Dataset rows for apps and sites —
----------------------------------------
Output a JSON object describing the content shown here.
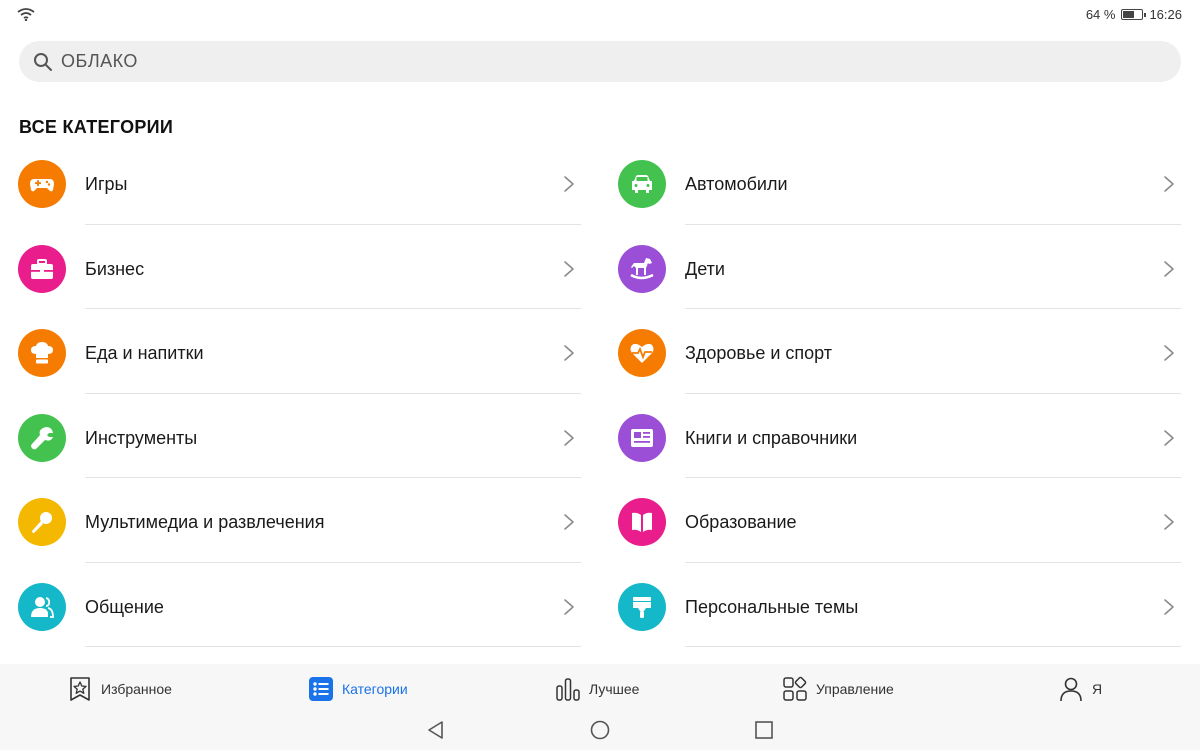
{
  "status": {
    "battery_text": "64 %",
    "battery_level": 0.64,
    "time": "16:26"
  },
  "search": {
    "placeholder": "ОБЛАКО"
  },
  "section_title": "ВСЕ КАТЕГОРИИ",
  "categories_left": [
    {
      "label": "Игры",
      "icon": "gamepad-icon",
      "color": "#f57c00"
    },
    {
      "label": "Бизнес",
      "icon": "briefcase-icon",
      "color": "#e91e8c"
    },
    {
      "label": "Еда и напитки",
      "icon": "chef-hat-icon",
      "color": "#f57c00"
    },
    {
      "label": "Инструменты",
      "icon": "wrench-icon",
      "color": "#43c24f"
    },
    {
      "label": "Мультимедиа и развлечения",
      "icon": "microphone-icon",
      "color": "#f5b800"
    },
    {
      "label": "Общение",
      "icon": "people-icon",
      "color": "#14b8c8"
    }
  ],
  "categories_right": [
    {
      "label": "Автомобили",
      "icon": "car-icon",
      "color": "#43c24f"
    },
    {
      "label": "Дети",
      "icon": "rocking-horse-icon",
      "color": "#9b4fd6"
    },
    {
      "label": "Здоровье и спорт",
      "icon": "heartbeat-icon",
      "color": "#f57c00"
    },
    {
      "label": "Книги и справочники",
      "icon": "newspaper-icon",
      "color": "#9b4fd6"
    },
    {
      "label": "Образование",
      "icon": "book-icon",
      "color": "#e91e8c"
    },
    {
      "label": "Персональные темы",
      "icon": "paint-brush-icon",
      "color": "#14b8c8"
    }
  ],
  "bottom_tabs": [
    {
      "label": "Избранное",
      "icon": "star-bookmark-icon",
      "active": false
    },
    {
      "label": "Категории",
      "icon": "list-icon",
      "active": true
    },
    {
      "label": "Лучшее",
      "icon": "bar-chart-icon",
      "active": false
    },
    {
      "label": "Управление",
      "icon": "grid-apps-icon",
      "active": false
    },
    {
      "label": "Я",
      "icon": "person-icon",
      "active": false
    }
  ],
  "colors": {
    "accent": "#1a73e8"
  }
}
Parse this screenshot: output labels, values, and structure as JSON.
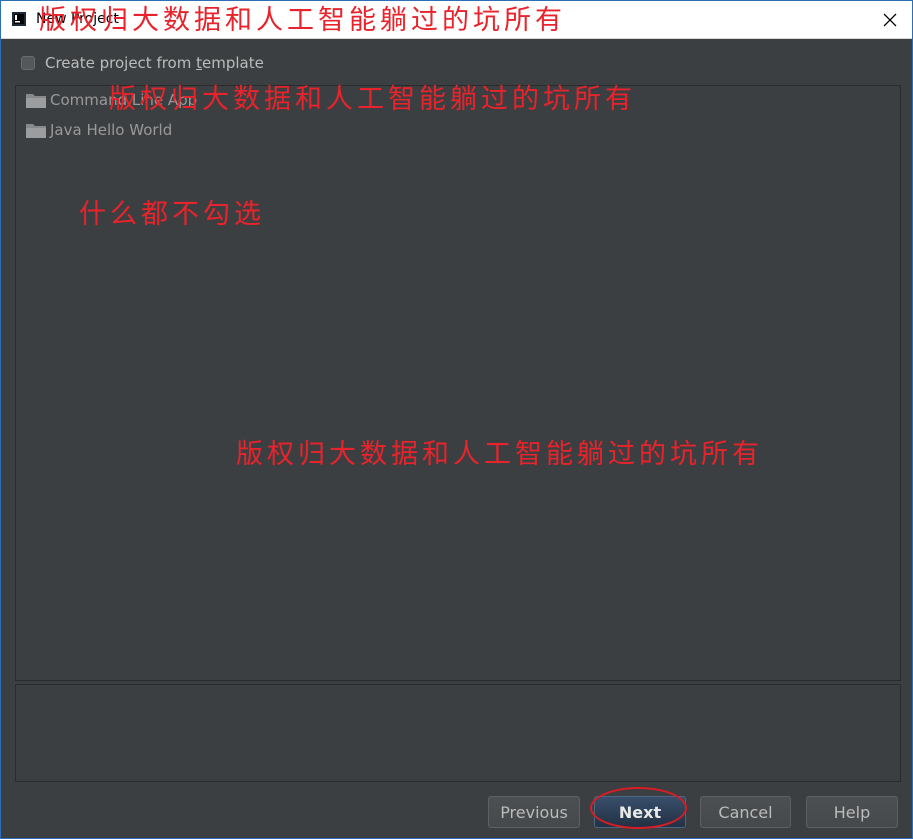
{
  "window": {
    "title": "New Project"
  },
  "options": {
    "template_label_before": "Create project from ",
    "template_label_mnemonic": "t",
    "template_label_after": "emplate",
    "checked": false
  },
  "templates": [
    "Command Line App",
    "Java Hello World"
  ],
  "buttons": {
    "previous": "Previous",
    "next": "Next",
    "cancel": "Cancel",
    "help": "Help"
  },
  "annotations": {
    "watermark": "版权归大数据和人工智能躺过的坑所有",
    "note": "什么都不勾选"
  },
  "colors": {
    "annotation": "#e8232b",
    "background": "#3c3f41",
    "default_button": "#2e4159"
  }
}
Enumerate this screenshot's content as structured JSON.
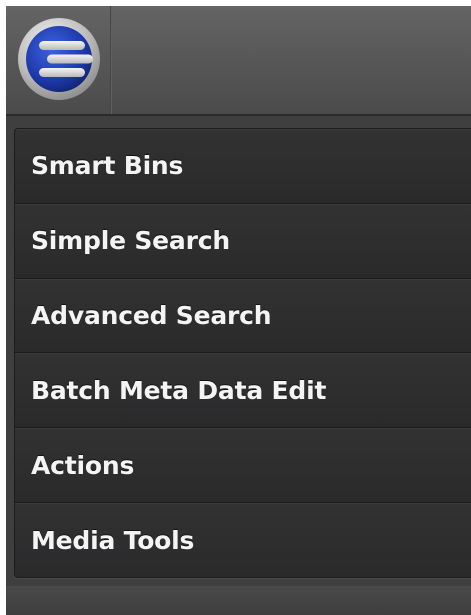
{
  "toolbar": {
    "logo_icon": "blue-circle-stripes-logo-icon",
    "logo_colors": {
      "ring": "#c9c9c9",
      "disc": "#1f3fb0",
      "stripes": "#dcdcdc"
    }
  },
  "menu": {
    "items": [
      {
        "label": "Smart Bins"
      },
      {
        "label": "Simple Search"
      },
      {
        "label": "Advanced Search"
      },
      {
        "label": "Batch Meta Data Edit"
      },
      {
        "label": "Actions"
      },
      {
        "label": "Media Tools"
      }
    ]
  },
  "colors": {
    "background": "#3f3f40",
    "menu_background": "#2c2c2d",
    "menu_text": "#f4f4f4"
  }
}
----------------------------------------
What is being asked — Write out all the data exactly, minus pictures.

Exercise solution —
Output a JSON object describing the content shown here.
{
  "status": {
    "battery_text": "64 %",
    "battery_level": 0.64,
    "time": "16:26"
  },
  "search": {
    "placeholder": "ОБЛАКО"
  },
  "section_title": "ВСЕ КАТЕГОРИИ",
  "categories_left": [
    {
      "label": "Игры",
      "icon": "gamepad-icon",
      "color": "#f57c00"
    },
    {
      "label": "Бизнес",
      "icon": "briefcase-icon",
      "color": "#e91e8c"
    },
    {
      "label": "Еда и напитки",
      "icon": "chef-hat-icon",
      "color": "#f57c00"
    },
    {
      "label": "Инструменты",
      "icon": "wrench-icon",
      "color": "#43c24f"
    },
    {
      "label": "Мультимедиа и развлечения",
      "icon": "microphone-icon",
      "color": "#f5b800"
    },
    {
      "label": "Общение",
      "icon": "people-icon",
      "color": "#14b8c8"
    }
  ],
  "categories_right": [
    {
      "label": "Автомобили",
      "icon": "car-icon",
      "color": "#43c24f"
    },
    {
      "label": "Дети",
      "icon": "rocking-horse-icon",
      "color": "#9b4fd6"
    },
    {
      "label": "Здоровье и спорт",
      "icon": "heartbeat-icon",
      "color": "#f57c00"
    },
    {
      "label": "Книги и справочники",
      "icon": "newspaper-icon",
      "color": "#9b4fd6"
    },
    {
      "label": "Образование",
      "icon": "book-icon",
      "color": "#e91e8c"
    },
    {
      "label": "Персональные темы",
      "icon": "paint-brush-icon",
      "color": "#14b8c8"
    }
  ],
  "bottom_tabs": [
    {
      "label": "Избранное",
      "icon": "star-bookmark-icon",
      "active": false
    },
    {
      "label": "Категории",
      "icon": "list-icon",
      "active": true
    },
    {
      "label": "Лучшее",
      "icon": "bar-chart-icon",
      "active": false
    },
    {
      "label": "Управление",
      "icon": "grid-apps-icon",
      "active": false
    },
    {
      "label": "Я",
      "icon": "person-icon",
      "active": false
    }
  ],
  "colors": {
    "accent": "#1a73e8"
  }
}
Parse this screenshot: output labels, values, and structure as JSON.
{
  "window": {
    "title": "New Project"
  },
  "options": {
    "template_label_before": "Create project from ",
    "template_label_mnemonic": "t",
    "template_label_after": "emplate",
    "checked": false
  },
  "templates": [
    "Command Line App",
    "Java Hello World"
  ],
  "buttons": {
    "previous": "Previous",
    "next": "Next",
    "cancel": "Cancel",
    "help": "Help"
  },
  "annotations": {
    "watermark": "版权归大数据和人工智能躺过的坑所有",
    "note": "什么都不勾选"
  },
  "colors": {
    "annotation": "#e8232b",
    "background": "#3c3f41",
    "default_button": "#2e4159"
  }
}
Enumerate this screenshot's content as structured JSON.
{
  "toolbar": {
    "logo_icon": "blue-circle-stripes-logo-icon",
    "logo_colors": {
      "ring": "#c9c9c9",
      "disc": "#1f3fb0",
      "stripes": "#dcdcdc"
    }
  },
  "menu": {
    "items": [
      {
        "label": "Smart Bins"
      },
      {
        "label": "Simple Search"
      },
      {
        "label": "Advanced Search"
      },
      {
        "label": "Batch Meta Data Edit"
      },
      {
        "label": "Actions"
      },
      {
        "label": "Media Tools"
      }
    ]
  },
  "colors": {
    "background": "#3f3f40",
    "menu_background": "#2c2c2d",
    "menu_text": "#f4f4f4"
  }
}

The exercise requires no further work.